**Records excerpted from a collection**

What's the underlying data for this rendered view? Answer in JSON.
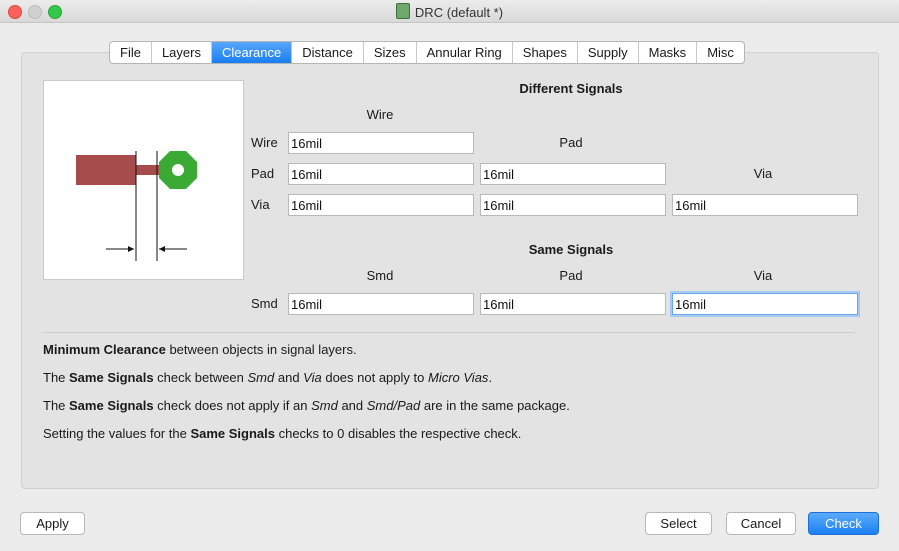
{
  "window": {
    "title": "DRC (default *)"
  },
  "tabs": [
    "File",
    "Layers",
    "Clearance",
    "Distance",
    "Sizes",
    "Annular Ring",
    "Shapes",
    "Supply",
    "Masks",
    "Misc"
  ],
  "active_tab": "Clearance",
  "different_signals": {
    "heading": "Different Signals",
    "col_wire": "Wire",
    "col_pad": "Pad",
    "col_via": "Via",
    "row_wire": "Wire",
    "row_pad": "Pad",
    "row_via": "Via",
    "wire_wire": "16mil",
    "pad_wire": "16mil",
    "pad_pad": "16mil",
    "via_wire": "16mil",
    "via_pad": "16mil",
    "via_via": "16mil"
  },
  "same_signals": {
    "heading": "Same Signals",
    "col_smd": "Smd",
    "col_pad": "Pad",
    "col_via": "Via",
    "row_smd": "Smd",
    "smd_smd": "16mil",
    "smd_pad": "16mil",
    "smd_via": "16mil"
  },
  "description": {
    "line1_b1": "Minimum Clearance",
    "line1_t1": " between objects in signal layers.",
    "line2_t1": "The ",
    "line2_b1": "Same Signals",
    "line2_t2": " check between ",
    "line2_i1": "Smd",
    "line2_t3": " and ",
    "line2_i2": "Via",
    "line2_t4": " does not apply to ",
    "line2_i3": "Micro Vias",
    "line2_t5": ".",
    "line3_t1": "The ",
    "line3_b1": "Same Signals",
    "line3_t2": " check does not apply if an ",
    "line3_i1": "Smd",
    "line3_t3": " and ",
    "line3_i2": "Smd/Pad",
    "line3_t4": " are in the same package.",
    "line4_t1": "Setting the values for the ",
    "line4_b1": "Same Signals",
    "line4_t2": " checks to 0 disables the respective check."
  },
  "buttons": {
    "apply": "Apply",
    "select": "Select",
    "cancel": "Cancel",
    "check": "Check"
  },
  "colors": {
    "accent": "#1a7ef2",
    "wire": "#a04848",
    "via": "#3aaa35"
  },
  "icons": [
    "app-icon"
  ]
}
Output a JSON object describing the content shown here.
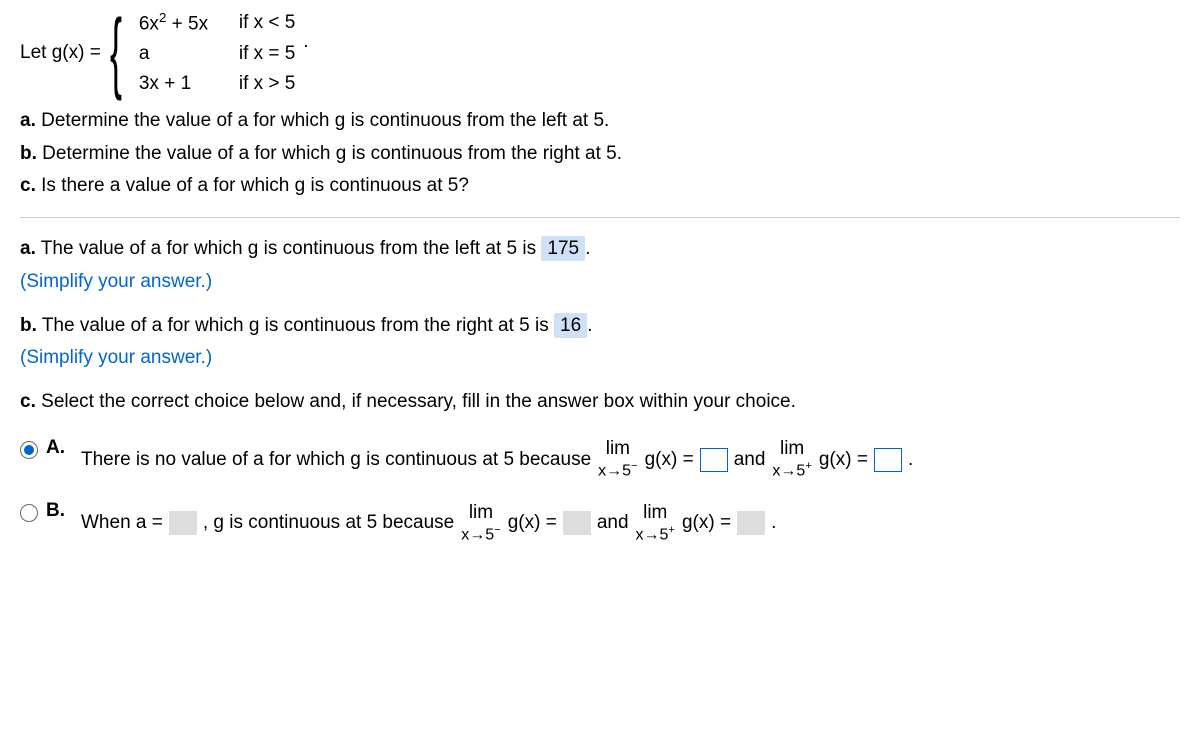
{
  "header": {
    "let": "Let g(x) =",
    "pieces": [
      {
        "expr_a": "6x",
        "expr_sup": "2",
        "expr_b": " + 5x",
        "cond": "if x < 5"
      },
      {
        "expr": "a",
        "cond": "if x = 5"
      },
      {
        "expr": "3x + 1",
        "cond": "if x > 5"
      }
    ],
    "dot": "."
  },
  "questions": {
    "a": "Determine the value of a for which g is continuous from the left at 5.",
    "b": "Determine the value of a for which g is continuous from the right at 5.",
    "c": "Is there a value of a for which g is continuous at 5?"
  },
  "partA": {
    "prefix": "The value of a for which g is continuous from the left at 5 is",
    "answer": "175",
    "suffix": ".",
    "hint": "(Simplify your answer.)"
  },
  "partB": {
    "prefix": "The value of a for which g is continuous from the right at 5 is",
    "answer": "16",
    "suffix": ".",
    "hint": "(Simplify your answer.)"
  },
  "partC": {
    "prompt": "Select the correct choice below and, if necessary, fill in the answer box within your choice.",
    "choiceA": {
      "label": "A.",
      "t1": "There is no value of a for which g is continuous at 5 because",
      "lim": "lim",
      "gx_eq": "g(x) =",
      "arrow_minus": "x→5",
      "minus": "−",
      "and": "and",
      "arrow_plus": "x→5",
      "plus": "+",
      "dot": "."
    },
    "choiceB": {
      "label": "B.",
      "t1": "When a =",
      "t2": ", g is continuous at 5 because",
      "lim": "lim",
      "gx_eq": "g(x) =",
      "arrow_minus": "x→5",
      "minus": "−",
      "and": "and",
      "arrow_plus": "x→5",
      "plus": "+",
      "dot": "."
    }
  },
  "labels": {
    "a": "a.",
    "b": "b.",
    "c": "c."
  }
}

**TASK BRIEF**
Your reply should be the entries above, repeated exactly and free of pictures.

**EXPECTED OUTPUT**
What's the underlying data for this rendered view? Answer in JSON.
{
  "window": {
    "title": "DRC (default *)"
  },
  "tabs": [
    "File",
    "Layers",
    "Clearance",
    "Distance",
    "Sizes",
    "Annular Ring",
    "Shapes",
    "Supply",
    "Masks",
    "Misc"
  ],
  "active_tab": "Clearance",
  "different_signals": {
    "heading": "Different Signals",
    "col_wire": "Wire",
    "col_pad": "Pad",
    "col_via": "Via",
    "row_wire": "Wire",
    "row_pad": "Pad",
    "row_via": "Via",
    "wire_wire": "16mil",
    "pad_wire": "16mil",
    "pad_pad": "16mil",
    "via_wire": "16mil",
    "via_pad": "16mil",
    "via_via": "16mil"
  },
  "same_signals": {
    "heading": "Same Signals",
    "col_smd": "Smd",
    "col_pad": "Pad",
    "col_via": "Via",
    "row_smd": "Smd",
    "smd_smd": "16mil",
    "smd_pad": "16mil",
    "smd_via": "16mil"
  },
  "description": {
    "line1_b1": "Minimum Clearance",
    "line1_t1": " between objects in signal layers.",
    "line2_t1": "The ",
    "line2_b1": "Same Signals",
    "line2_t2": " check between ",
    "line2_i1": "Smd",
    "line2_t3": " and ",
    "line2_i2": "Via",
    "line2_t4": " does not apply to ",
    "line2_i3": "Micro Vias",
    "line2_t5": ".",
    "line3_t1": "The ",
    "line3_b1": "Same Signals",
    "line3_t2": " check does not apply if an ",
    "line3_i1": "Smd",
    "line3_t3": " and ",
    "line3_i2": "Smd/Pad",
    "line3_t4": " are in the same package.",
    "line4_t1": "Setting the values for the ",
    "line4_b1": "Same Signals",
    "line4_t2": " checks to 0 disables the respective check."
  },
  "buttons": {
    "apply": "Apply",
    "select": "Select",
    "cancel": "Cancel",
    "check": "Check"
  },
  "colors": {
    "accent": "#1a7ef2",
    "wire": "#a04848",
    "via": "#3aaa35"
  },
  "icons": [
    "app-icon"
  ]
}
Output a JSON object describing the content shown here.
{
  "header": {
    "let": "Let g(x) =",
    "pieces": [
      {
        "expr_a": "6x",
        "expr_sup": "2",
        "expr_b": " + 5x",
        "cond": "if x < 5"
      },
      {
        "expr": "a",
        "cond": "if x = 5"
      },
      {
        "expr": "3x + 1",
        "cond": "if x > 5"
      }
    ],
    "dot": "."
  },
  "questions": {
    "a": "Determine the value of a for which g is continuous from the left at 5.",
    "b": "Determine the value of a for which g is continuous from the right at 5.",
    "c": "Is there a value of a for which g is continuous at 5?"
  },
  "partA": {
    "prefix": "The value of a for which g is continuous from the left at 5 is",
    "answer": "175",
    "suffix": ".",
    "hint": "(Simplify your answer.)"
  },
  "partB": {
    "prefix": "The value of a for which g is continuous from the right at 5 is",
    "answer": "16",
    "suffix": ".",
    "hint": "(Simplify your answer.)"
  },
  "partC": {
    "prompt": "Select the correct choice below and, if necessary, fill in the answer box within your choice.",
    "choiceA": {
      "label": "A.",
      "t1": "There is no value of a for which g is continuous at 5 because",
      "lim": "lim",
      "gx_eq": "g(x) =",
      "arrow_minus": "x→5",
      "minus": "−",
      "and": "and",
      "arrow_plus": "x→5",
      "plus": "+",
      "dot": "."
    },
    "choiceB": {
      "label": "B.",
      "t1": "When a =",
      "t2": ", g is continuous at 5 because",
      "lim": "lim",
      "gx_eq": "g(x) =",
      "arrow_minus": "x→5",
      "minus": "−",
      "and": "and",
      "arrow_plus": "x→5",
      "plus": "+",
      "dot": "."
    }
  },
  "labels": {
    "a": "a.",
    "b": "b.",
    "c": "c."
  }
}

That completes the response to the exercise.